─── Exercise material
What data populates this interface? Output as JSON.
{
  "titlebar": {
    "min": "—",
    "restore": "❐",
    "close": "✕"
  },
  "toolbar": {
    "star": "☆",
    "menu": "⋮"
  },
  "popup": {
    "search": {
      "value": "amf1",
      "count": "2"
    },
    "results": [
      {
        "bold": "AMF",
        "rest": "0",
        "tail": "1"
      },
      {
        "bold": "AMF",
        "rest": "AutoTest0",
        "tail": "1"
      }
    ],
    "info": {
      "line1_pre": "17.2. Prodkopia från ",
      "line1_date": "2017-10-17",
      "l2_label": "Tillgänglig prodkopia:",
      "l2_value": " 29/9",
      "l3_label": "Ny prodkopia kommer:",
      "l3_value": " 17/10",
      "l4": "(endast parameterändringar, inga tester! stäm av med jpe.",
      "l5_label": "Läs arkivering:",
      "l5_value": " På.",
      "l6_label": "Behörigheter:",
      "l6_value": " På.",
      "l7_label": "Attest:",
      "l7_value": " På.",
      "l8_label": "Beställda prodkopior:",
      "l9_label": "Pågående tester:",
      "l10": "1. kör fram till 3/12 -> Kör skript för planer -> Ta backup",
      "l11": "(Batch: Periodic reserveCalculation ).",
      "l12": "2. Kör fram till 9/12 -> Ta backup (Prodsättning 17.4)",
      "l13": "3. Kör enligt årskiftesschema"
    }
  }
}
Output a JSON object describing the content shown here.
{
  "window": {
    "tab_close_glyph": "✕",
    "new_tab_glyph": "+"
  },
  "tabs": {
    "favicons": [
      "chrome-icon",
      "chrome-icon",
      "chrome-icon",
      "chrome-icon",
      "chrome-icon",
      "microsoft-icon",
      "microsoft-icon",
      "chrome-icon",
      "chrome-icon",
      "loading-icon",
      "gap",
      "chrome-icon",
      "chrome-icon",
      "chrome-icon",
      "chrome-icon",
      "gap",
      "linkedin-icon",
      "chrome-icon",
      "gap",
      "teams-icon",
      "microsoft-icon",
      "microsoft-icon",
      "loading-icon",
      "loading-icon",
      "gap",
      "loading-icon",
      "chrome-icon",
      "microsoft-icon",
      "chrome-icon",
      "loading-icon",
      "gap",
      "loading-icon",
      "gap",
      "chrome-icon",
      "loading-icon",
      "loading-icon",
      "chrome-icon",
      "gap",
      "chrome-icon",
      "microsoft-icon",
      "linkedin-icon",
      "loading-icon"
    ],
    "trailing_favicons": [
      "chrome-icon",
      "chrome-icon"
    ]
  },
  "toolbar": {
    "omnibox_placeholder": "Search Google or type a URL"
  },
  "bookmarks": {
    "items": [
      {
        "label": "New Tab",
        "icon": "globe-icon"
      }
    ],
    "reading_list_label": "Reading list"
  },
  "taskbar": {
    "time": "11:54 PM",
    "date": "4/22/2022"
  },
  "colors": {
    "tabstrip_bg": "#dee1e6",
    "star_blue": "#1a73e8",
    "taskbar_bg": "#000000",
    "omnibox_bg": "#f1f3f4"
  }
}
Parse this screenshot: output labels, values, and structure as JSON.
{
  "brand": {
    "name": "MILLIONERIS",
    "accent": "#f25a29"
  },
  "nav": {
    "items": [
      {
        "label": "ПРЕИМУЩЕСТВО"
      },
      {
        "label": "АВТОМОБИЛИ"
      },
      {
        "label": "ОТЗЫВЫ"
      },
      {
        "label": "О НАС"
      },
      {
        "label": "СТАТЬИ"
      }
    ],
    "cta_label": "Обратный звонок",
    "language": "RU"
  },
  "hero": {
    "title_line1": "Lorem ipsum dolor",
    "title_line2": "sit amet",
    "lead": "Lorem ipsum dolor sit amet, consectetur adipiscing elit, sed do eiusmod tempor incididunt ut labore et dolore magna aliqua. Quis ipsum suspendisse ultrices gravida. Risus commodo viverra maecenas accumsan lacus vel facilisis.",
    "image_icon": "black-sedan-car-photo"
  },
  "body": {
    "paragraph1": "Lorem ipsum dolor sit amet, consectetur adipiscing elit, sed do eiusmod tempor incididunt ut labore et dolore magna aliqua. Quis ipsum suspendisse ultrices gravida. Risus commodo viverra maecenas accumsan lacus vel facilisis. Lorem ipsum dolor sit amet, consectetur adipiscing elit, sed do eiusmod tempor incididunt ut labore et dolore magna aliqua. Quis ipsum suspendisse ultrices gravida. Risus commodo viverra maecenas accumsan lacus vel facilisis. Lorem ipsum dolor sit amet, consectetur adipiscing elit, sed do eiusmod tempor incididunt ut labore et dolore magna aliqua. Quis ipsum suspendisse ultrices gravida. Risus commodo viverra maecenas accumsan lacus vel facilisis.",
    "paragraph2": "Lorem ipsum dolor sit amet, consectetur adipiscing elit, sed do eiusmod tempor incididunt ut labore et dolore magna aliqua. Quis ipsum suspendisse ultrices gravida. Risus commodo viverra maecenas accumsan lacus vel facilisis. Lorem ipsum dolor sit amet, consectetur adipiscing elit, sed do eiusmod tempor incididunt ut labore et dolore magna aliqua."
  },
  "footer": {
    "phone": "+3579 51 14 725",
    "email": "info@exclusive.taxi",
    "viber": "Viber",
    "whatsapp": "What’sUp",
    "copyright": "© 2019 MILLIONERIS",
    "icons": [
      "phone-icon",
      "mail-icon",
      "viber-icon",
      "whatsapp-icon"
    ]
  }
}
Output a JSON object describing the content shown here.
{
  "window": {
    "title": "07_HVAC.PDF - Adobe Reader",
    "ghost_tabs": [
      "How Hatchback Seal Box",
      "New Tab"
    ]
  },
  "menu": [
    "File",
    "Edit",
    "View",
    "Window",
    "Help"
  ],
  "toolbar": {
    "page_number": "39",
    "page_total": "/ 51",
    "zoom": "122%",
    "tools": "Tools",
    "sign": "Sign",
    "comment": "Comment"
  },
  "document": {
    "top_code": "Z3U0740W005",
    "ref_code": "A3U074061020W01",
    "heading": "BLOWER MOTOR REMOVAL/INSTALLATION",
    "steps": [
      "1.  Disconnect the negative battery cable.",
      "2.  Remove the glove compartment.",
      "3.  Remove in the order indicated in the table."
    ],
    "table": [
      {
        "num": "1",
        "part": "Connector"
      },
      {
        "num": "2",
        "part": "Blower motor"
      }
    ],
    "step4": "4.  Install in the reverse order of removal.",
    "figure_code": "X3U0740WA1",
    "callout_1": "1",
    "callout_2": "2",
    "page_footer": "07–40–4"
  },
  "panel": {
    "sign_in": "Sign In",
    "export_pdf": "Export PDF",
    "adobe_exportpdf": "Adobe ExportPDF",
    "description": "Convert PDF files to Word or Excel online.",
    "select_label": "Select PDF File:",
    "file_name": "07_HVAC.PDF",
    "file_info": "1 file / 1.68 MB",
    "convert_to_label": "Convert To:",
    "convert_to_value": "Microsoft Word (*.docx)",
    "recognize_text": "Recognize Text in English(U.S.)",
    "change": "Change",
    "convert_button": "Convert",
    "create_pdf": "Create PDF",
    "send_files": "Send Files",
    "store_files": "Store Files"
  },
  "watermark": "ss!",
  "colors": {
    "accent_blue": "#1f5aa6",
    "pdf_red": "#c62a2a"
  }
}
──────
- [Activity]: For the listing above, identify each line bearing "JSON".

- [Output]:
What data populates this interface? Output as JSON.
Output a JSON object describing the content shown here.
Parse this screenshot: output labels, values, and structure as JSON.
Output a JSON object describing the content shown here.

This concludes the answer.